Baroness Altmann, the former Pensions Minister, made a very welcome intervention yesterday, calling for an end to the so-called “triple-lock” on pensions by 2020. Since 2010, the triple-lock has ensured that the State pension increases by the highest of average earnings, inflation or 2.5%.
There is, of course, a very strong case for making a link to inflation to shore up pensioners’ purchasing power, or even linking the State pension to earnings to preserve relative living standards. However, at a time of public spending restraint the triple-lock policy appears pretty indefensible, considering the enormous burden on the public finances.
As can be shown in Figure 1, the UK Treasury claims that every eligible pensioner will receive an extra £570 in 2016-17 due to the state pension increasing by the triple-lock rather than by average earnings. According to the Department for Work and Pensions, there are around 12.96 million state pension claimants, meaning that the policy has costed an extra £7.4 billion for the year 2016-17. That’s equivalent to 13 large state of the art hospitals.
Figure 1: Benefit per pensioner of triple lock vs earnings linked state pension
Table 1: Cost to public purse of triple lock vs earnings linked state pension (2016-17)
Benefit per pensioner
Number of eligible pensioners
Source: HM Treasury and Department for Work and Pensions
If the triple-lock policy continues, the burden on the public finances will only increase. The extra cost of the triple-lock, compared with an earnings uprating, will be 7% higher by 2040 and 14% higher by 2065, according to the Pensions Policy Institute. These figures roughly align with analysis by the Government Actuary’s Department, which projects costs to be 9% higher by 2040 and 23% by 2070.
Even though the fiscal burden of the triple-lock is clear, some argue that pensioners’ living standards need to catch up with the rest of the population. This claim doesn’t stand up to scrutinty, however. Analysis by the Institute for Fiscal Studies shows that Pensioners now have higher incomes on average than the rest of the population, once housing costs and family composition are taken into account.
The triple-lock policy is economically unsustainable and it is difficult to justify going forward. The policy needs to be revised but doing so will be fraught with political difficulties. Pensioners vote in disproportionate numbers and politicians still remember the outrage when the State pension was only increased by 75p in the year 2000. After 2020, the State pension will need to be linked to either earnings or inflation.
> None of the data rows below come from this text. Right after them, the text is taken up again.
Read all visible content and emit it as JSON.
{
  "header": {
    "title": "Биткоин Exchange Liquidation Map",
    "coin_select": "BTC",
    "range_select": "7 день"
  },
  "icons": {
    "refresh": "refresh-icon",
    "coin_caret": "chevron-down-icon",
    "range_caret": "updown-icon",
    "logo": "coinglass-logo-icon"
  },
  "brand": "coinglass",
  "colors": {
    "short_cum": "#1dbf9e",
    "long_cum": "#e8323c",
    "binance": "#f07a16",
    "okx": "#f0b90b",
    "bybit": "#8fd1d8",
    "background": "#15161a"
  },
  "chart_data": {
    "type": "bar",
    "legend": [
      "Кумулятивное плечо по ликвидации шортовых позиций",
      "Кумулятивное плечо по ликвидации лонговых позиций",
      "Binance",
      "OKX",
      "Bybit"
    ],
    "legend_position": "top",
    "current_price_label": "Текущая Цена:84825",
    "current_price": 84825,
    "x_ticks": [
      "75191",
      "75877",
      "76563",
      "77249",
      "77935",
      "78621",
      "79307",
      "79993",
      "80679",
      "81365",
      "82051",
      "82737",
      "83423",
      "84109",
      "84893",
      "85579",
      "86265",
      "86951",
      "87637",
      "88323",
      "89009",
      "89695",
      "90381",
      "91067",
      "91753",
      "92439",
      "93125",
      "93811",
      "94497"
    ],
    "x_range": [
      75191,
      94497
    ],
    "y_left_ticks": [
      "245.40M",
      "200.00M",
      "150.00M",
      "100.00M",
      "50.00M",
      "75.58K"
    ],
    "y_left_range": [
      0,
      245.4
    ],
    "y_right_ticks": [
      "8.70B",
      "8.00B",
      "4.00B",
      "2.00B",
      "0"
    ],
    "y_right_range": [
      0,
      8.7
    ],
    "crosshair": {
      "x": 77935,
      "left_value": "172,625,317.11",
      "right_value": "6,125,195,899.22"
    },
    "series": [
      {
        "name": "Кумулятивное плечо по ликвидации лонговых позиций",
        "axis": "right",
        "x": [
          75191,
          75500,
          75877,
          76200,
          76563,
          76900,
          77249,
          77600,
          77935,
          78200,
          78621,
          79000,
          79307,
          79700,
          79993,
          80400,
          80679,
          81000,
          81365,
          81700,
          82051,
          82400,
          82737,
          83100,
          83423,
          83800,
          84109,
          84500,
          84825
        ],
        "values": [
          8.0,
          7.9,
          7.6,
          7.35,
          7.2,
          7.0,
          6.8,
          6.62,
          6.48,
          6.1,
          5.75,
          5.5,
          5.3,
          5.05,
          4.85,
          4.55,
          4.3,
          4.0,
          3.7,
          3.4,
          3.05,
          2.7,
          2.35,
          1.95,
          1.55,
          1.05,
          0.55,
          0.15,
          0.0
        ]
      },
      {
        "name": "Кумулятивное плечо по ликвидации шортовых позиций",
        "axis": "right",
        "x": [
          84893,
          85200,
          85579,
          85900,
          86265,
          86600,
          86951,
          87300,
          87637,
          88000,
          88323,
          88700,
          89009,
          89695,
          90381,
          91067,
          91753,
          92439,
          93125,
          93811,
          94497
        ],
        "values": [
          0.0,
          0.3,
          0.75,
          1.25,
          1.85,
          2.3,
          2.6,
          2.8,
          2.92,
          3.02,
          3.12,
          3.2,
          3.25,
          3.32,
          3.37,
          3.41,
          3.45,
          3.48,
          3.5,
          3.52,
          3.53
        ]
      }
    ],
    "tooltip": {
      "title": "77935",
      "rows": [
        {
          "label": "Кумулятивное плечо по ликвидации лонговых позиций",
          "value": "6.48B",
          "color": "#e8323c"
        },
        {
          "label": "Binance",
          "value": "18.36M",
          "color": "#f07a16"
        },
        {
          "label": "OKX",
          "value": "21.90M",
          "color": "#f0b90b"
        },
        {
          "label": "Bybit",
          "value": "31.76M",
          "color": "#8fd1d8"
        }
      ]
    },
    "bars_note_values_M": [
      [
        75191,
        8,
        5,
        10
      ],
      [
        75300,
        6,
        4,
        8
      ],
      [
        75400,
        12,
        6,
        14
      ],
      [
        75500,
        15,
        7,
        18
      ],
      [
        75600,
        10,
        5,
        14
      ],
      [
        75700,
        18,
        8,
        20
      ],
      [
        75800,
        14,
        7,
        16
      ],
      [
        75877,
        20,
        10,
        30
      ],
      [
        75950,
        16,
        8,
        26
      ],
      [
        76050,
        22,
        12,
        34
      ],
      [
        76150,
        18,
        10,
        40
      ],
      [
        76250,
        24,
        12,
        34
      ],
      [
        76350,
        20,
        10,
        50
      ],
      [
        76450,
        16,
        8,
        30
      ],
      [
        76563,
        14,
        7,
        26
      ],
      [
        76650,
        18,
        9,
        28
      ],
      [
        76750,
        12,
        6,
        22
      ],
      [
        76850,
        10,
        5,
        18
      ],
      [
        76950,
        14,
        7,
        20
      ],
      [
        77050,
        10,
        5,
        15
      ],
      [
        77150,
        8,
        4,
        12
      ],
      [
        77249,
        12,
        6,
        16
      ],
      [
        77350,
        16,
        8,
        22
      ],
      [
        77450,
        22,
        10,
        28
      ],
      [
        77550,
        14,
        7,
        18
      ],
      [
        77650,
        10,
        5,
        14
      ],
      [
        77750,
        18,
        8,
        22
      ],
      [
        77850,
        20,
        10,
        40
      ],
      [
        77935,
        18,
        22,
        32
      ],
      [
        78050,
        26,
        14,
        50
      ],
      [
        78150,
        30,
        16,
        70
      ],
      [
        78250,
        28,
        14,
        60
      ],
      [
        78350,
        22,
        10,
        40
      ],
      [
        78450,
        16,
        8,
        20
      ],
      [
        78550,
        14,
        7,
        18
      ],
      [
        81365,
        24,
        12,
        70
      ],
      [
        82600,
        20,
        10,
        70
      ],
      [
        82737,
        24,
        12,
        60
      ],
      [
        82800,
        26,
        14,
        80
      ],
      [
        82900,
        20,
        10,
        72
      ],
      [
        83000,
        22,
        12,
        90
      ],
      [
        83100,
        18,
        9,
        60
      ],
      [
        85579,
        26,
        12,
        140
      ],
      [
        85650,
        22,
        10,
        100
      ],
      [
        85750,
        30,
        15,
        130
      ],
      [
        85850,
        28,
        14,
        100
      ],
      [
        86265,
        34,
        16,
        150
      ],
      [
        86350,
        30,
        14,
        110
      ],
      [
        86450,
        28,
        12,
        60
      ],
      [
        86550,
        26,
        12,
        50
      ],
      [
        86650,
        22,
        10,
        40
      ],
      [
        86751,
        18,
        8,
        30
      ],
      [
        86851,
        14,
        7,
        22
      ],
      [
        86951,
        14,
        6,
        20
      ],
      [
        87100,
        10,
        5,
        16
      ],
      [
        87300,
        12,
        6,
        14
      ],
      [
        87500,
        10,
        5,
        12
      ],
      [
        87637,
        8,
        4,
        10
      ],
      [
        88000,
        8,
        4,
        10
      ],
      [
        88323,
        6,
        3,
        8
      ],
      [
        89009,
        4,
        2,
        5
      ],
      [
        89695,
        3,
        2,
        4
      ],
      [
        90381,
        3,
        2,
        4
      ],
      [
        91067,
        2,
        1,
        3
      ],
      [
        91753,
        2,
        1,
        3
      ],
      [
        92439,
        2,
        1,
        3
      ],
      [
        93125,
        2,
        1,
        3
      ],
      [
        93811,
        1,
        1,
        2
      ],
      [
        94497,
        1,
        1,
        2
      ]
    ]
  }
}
A watered down version may come in the form of reducing the underpin in the triple lock from 2.5% to 1.5%, which may go some way to reducing the burden on the public finances.
What’s clear is that this issue will need to be tackled over the next few years…